IComparable only works one way
Let's say you have a
Employee class. In one view, you want to show all
Employees sorted by name - in another, by address. How are you going to achieve that? Not with
IComparable, at least not in any idiomatic way.
IComparable has the logic in the wrong place
The interface is used by calling
.Sort(). In a view showing
Customer sorted by name, there is no code at all to implicate how it is going to be sorted.
On the other hand, the
Customer class is assuming how it is going to be used - in this case, that it will be used in a list sorted by names.
IComparable is used implicitly
In comparison with the alternatives, it is very difficult to see where the comparing logic is being used - or if at all. Assuming your standard IDE and starting from the
Customer class, I will have to
- Search for all references to
- Find those references which are used in a list
- Check if those lists ever have
.Sort()called on them
What's probably worse, if you remove an
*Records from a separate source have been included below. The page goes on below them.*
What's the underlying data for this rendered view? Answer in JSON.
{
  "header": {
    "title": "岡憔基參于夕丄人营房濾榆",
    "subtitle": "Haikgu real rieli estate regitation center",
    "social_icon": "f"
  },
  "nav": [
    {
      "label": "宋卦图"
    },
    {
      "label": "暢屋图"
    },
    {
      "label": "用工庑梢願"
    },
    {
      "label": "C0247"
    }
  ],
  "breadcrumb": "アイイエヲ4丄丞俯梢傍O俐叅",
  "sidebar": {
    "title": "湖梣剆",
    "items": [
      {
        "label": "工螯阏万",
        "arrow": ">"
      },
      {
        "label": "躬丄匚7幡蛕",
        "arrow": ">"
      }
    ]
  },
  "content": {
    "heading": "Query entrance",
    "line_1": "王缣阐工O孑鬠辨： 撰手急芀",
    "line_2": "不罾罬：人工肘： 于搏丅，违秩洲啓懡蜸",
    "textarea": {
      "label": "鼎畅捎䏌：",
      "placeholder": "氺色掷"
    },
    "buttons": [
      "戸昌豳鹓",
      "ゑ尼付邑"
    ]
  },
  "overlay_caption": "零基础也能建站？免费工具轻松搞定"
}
IComparable implementation that is still being used, you get no error or warning. The only thing you will get is wrong behaviour in all places that were too obscure for you to think of.
These issues combined, plus changing requirements
The very reason I came to think about this is because it went wrong for me. I have been happily using
IComparable in my application for 2 years now. Now, the requirements changed and the thing needs to be sorted in 2 different ways. It have noticed that it is no fun going through the steps described in the previous section.
These issues make me think of
IComparable as inferior to
.OrderBy(), to the point of not seeing any valid use case that wouldn't be served better by the alternatives.
Is it always better to use
IComparer or LINQ, or are there advantages/use cases I am not seeing here?